The band’s sophomore effort Another Cinderella, which follows 2014’s Now Hear This…, benefits not just from the band’s veteran lineup but also from the contributions of special guests that include Jason Victor (The Dream Syndicate), Brian Hurd (Daddy Long Legs), David Minehan (The Neighborhoods/Aerosmith/The Replacements), Scott McCaughey (R.E.M./The Baseball Project/The Young Fresh Fellows), Joe Adragna (The Junior League) and violinist Deni Bonet.

The album kicks off in spectacular style with the propulsive New Wave-style power pop of “Hey DJ.” It sounds like a great lost track from FM rock radio of the late 1970s with Giblin’s vocal a cross between Elvis Costello and Graham Parker. The instrumental break features great guitar work, Burke’s drumming is solid throughout and the backing vocals are top notch. A soul-inflected reprise of the song, “Hey (Soul) DJ,” closes the album. It adds horns to the mix and has a lighter, less-rocking approach than its sister track, and it sounds more like a 1960s power-pop/soul song. The female backing vocal toward the end of the song is outstanding.

The trippy “Taxi Cab” has the feel of late 1960s psychedelia, with its distorted vocal at the start, shimmering guitars and powerhouse drumming by Burke. It’s got a good vocal by Giblin with effective backing vocals. “Bigger Than Heroin” is done in the style of late 1970s NYC rock. It’s somewhat trippy and features some terrific guitar toward the end of the song.

The Split Squad are (left to right) Josh Kantor, Eddie Munoz, Michael Giblin, Clem Burke and Keith Streng. (Photo by Chris Sikich)

The Split Squad are (left to right) Josh Kantor, Eddie Munoz, Michael Giblin, Clem Burke and Keith Streng. (Photo by Chris Sikich)
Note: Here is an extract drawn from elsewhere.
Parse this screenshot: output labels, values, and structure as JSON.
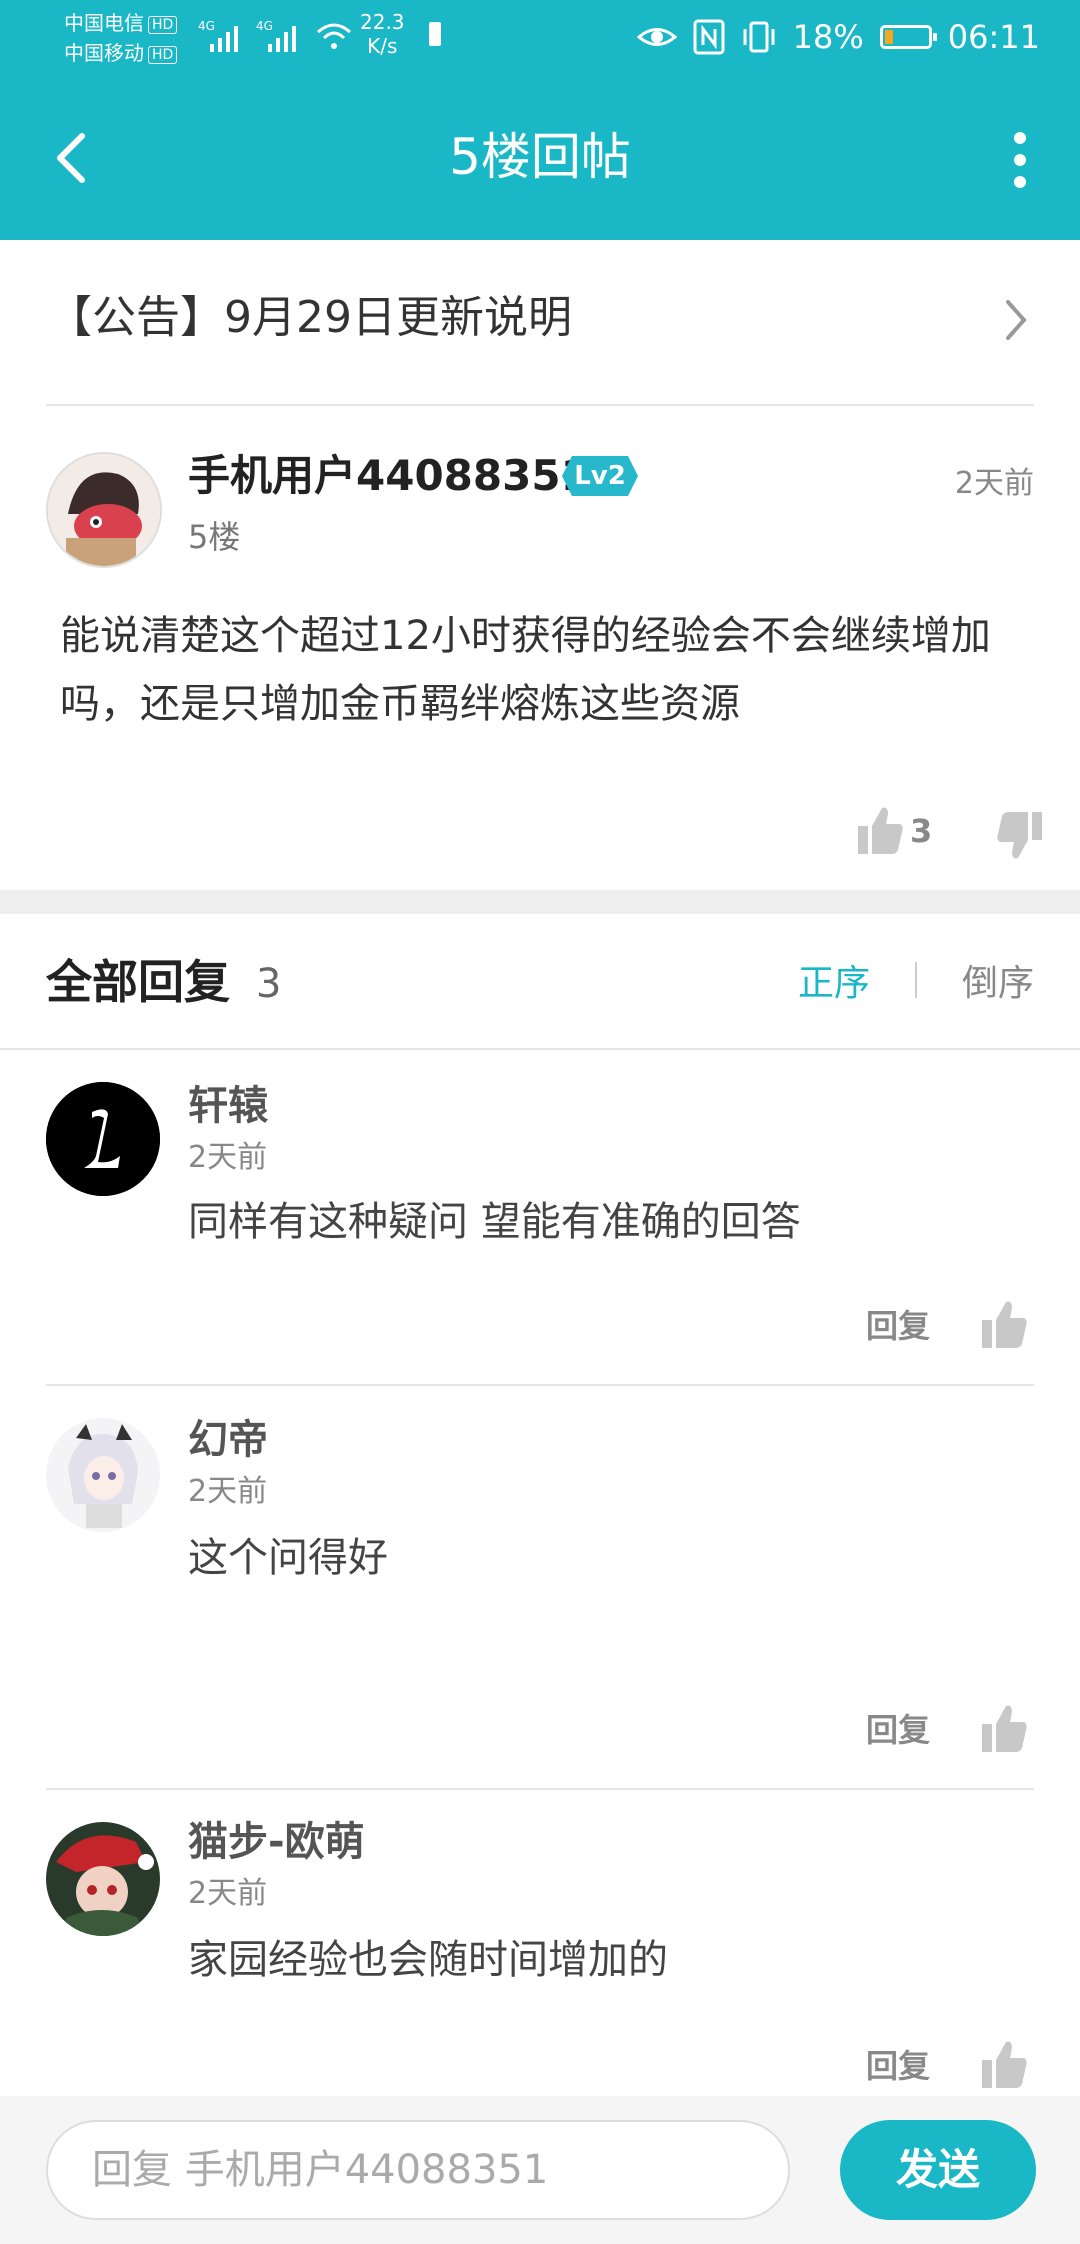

“As Bright As You Are” is something of a wild card on the album in that it sounds completely different from the rest of the tracks. It’s quite beautiful, and it showcases Kantor’s piano work, Giblin’s terrific vocal and Bonet’s violin. It also makes perfect use of the backing vocals.

“Trying To Get Back To My Baby” takes on 1960s-style power pop with Burke’s drums and Kantor’s organ at the start before the rest of the band and Giblin’s vocal kick in. The backing vocals are perfect.

Other highlights include the title track, which is a rocker with quite effective female backing vocals; the distorted, shimmering guitars of “Invisible Lightning”; the powerful glam rock of “Showstopper,” with its fantastic guitars and drumming, and strong vocal by Giblin; and “Not My Monkeys,’ with its late-1970s punk style and excellent guitar work in the instrumental break.

The band’s influences and lengthy list of musical experiences shape this album into a very enjoyable and rocking listen. “Hey DJ,” in particular, is a terrific song that deserves to be a hit. Hopefully, radio programmers give it the playlist support that it should receive.

The video for “Hey DJ” can be seen below: